Today as pulled into Taiocha’e bay in Nuka Hiva in the Marquesas Islands I could almost hear cell phones awaken after 8 days’ sleep, pinging the presence of texts, lots of texts, collectively probably thousands of texts as we sailed into range of Nuka Hiva’s cell phone towers.
I downloaded email that, in the last few days only showed up as headings with no content. I checked to see that photos had actually uploaded on my blog. I downloaded all the material for a board meeting later in the morning. As I did all this the internet slowed and cell service diminished as more people discovered that they could get online or catch a cell. Folks living in Sitka will understand this. My phone happily pinged and chirped to a mix of sunshine and thunderstorms during sail in.
It took us 8 days to get to Nuka Hiva from Panama. It seems like one of the most isolated spots on Earth but in history it was the disbursal point for Polynesian culture, spreading from the Marquesas Hawaii and Tahiti. Captain Cook, various missionaries, Yankee whaler men and ultimately the French were colonizing influences. On our voyage to the island we sailed over the spot where a giant sperm whale rammed and sunk the Nantucket whaler Essex. Herman Melville heard the of the Essex story and wrote Moby Dick after spending time on this island. Nuka Hiva is a ruggedly beautiful island, with volcanic peaks, clear water and gorgeous blossoms framing views wherever you look. It inspired Paul Gauguin’s painting. Jacque Brel also spent time here.

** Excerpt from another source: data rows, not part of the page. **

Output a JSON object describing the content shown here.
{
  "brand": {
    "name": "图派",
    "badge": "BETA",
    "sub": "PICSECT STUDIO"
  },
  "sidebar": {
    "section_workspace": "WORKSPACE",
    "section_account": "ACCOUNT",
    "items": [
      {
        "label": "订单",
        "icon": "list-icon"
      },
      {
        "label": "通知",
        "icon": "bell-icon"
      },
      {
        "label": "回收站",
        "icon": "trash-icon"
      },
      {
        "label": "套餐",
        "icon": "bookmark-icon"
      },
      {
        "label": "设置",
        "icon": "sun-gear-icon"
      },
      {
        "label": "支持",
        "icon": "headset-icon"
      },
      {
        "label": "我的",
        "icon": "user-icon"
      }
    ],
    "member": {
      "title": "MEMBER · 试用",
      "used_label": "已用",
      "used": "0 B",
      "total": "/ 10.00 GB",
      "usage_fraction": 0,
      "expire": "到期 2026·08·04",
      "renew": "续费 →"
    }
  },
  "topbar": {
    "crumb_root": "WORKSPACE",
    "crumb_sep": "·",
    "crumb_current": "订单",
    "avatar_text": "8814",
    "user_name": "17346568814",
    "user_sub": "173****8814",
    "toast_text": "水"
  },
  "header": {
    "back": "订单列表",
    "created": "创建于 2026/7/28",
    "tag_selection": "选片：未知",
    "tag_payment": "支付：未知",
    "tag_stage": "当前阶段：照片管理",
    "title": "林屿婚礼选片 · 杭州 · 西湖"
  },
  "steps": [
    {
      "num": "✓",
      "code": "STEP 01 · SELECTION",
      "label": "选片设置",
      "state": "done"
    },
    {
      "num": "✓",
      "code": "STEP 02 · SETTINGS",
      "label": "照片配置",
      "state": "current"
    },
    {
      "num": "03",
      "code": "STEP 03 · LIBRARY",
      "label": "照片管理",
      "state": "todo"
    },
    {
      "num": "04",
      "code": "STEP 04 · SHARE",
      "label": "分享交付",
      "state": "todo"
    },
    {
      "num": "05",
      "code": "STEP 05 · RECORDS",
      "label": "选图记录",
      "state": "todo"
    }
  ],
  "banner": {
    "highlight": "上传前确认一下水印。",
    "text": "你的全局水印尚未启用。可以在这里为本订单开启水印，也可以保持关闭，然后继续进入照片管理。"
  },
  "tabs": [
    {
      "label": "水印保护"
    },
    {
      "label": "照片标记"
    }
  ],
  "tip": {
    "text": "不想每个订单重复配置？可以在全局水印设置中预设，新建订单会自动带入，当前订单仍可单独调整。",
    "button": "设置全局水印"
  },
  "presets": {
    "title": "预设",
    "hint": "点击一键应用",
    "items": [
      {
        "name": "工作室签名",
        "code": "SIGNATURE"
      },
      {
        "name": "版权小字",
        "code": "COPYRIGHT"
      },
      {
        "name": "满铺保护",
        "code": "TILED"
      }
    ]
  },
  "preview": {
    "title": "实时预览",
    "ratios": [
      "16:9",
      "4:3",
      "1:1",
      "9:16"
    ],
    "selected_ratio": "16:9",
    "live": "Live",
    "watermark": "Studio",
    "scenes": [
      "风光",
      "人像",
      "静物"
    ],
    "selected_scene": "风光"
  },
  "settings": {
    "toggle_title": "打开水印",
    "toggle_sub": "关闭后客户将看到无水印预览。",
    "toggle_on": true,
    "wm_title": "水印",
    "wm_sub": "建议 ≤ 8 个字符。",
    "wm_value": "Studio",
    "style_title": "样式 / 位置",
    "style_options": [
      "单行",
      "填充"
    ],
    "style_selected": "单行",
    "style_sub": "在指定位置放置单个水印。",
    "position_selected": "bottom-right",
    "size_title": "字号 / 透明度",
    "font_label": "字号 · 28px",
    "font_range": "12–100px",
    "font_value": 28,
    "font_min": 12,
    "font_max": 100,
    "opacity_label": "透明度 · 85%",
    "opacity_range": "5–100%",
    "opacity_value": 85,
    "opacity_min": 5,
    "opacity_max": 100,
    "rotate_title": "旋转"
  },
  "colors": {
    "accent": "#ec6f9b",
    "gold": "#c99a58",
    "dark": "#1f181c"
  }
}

Instead of going ashore immediately I spent the morning reading minutes, financial reports, development reports and the Executive Director’s report as well as reviewing a report I wrote on mission that I was to present at my Zoom meeting.

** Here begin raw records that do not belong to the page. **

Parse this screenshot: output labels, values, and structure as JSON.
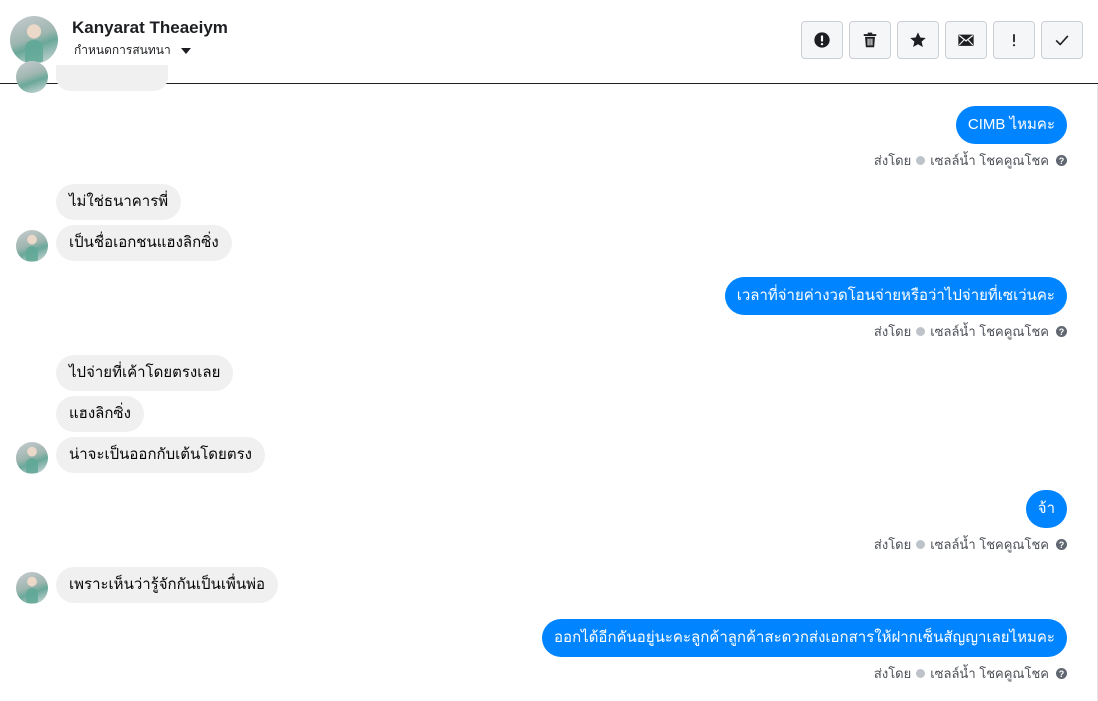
{
  "header": {
    "name": "Kanyarat Theaeiym",
    "subtitle": "กำหนดการสนทนา",
    "avatar_icon": "user-avatar",
    "toolbar": [
      {
        "name": "spam-alert-button",
        "icon": "exclamation-circle-icon",
        "glyph": "!"
      },
      {
        "name": "delete-button",
        "icon": "trash-icon",
        "glyph": ""
      },
      {
        "name": "star-button",
        "icon": "star-icon",
        "glyph": "★"
      },
      {
        "name": "mark-unread-button",
        "icon": "envelope-icon",
        "glyph": ""
      },
      {
        "name": "follow-up-button",
        "icon": "exclamation-icon",
        "glyph": "!"
      },
      {
        "name": "mark-done-button",
        "icon": "check-icon",
        "glyph": "✓"
      }
    ]
  },
  "messages": {
    "m1": "CIMB ไหมคะ",
    "m2": "ไม่ใช่ธนาคารพี่",
    "m3": "เป็นชื่อเอกชนแฮงลิกซิ่ง",
    "m4": "เวลาที่จ่ายค่างวดโอนจ่ายหรือว่าไปจ่ายที่เซเว่นคะ",
    "m5": "ไปจ่ายที่เค้าโดยตรงเลย",
    "m6": "แฮงลิกซิ่ง",
    "m7": "น่าจะเป็นออกกับเต้นโดยตรง",
    "m8": "จ้า",
    "m9": "เพราะเห็นว่ารู้จักกันเป็นเพื่นพ่อ",
    "m10": "ออกได้อีกคันอยู่นะคะลูกค้าลูกค้าสะดวกส่งเอกสารให้ฝากเซ็นสัญญาเลยไหมคะ"
  },
  "sent_meta": {
    "sent_by": "ส่งโดย",
    "sender": "เซลล์น้ำ โชคคูณโชค",
    "help_icon": "question-circle-icon"
  },
  "colors": {
    "outgoing_bubble": "#0084ff",
    "incoming_bubble": "#f0f0f0",
    "meta_text": "#4b4f56"
  }
}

Four- and Five-Star Mariners in the HAL loyalty program get preference on tenders going ashore in ports like Nuka Hiva. When we were no star or low star cruisers, we envied the 5 stars who were heading to shore while we were cooling our eager heels in some lounge. As we advanced in star ranking, we become less interested in getting off early. Either we had been there before, (we were here 5 years ago) or we have learned to appreciate a leisurely breakfast and a relaxed attitude. It took me a long time to learn that. So even if I hadn’t needed to prepare for my Zoom we probably would not have been among the first off.

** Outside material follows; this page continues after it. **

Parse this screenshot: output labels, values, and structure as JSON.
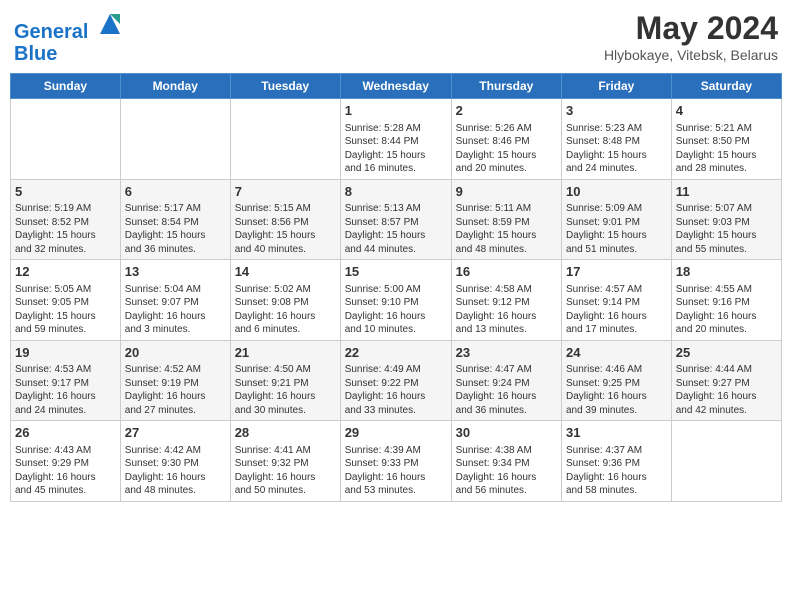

We got on shore early afternoon. I had hoped to grab a driver and check out the island beyond the bay. But there were a bunch of afternoon tours and no free drivers, so we contented ourselves with walking in a different direction than we did when here 5 years ago. We walked up a hill where a British Fort Madison used to stand. Today it’s a park, returned to its original name Tuhiva, with statues, flowers, monuments, tikis, including a monumental Tiki celebrating a warrior and the woman from whom he gets strength (and birth). It also has a nice view of the harbor, which, I suppose is why it once was a fort. After our walk I had a Hinano Tahitian beer while listening to a combo play two ukuleles that were built to look like Stratocasters. The bar took dollars, which is a good thing because we had no French Pacific Francs. The exchange office on the ship wasn’t working the day before, no internet. (You can see my posts from 5 years ago, when we walked in the other direction, on this blog. Navigate from this link.)
Sail out was scheduled at 10:30 PM. But the town is small with no nightlife and not much happening after dark so why? The bay is very dark, not many city lights. The captain explained this would be a good night to watch stars in the southern sky. He turned off the lights, leaving only what was necessary while at anchor. We sat anchored in a dark bay and enjoying the sky show before sailing out.
If you are interested in seeing pictures and reading posts from our visit 5 years ago on MS Amsterdam please click here. There are several posts but you can navigate to them from the bottom of this linked page.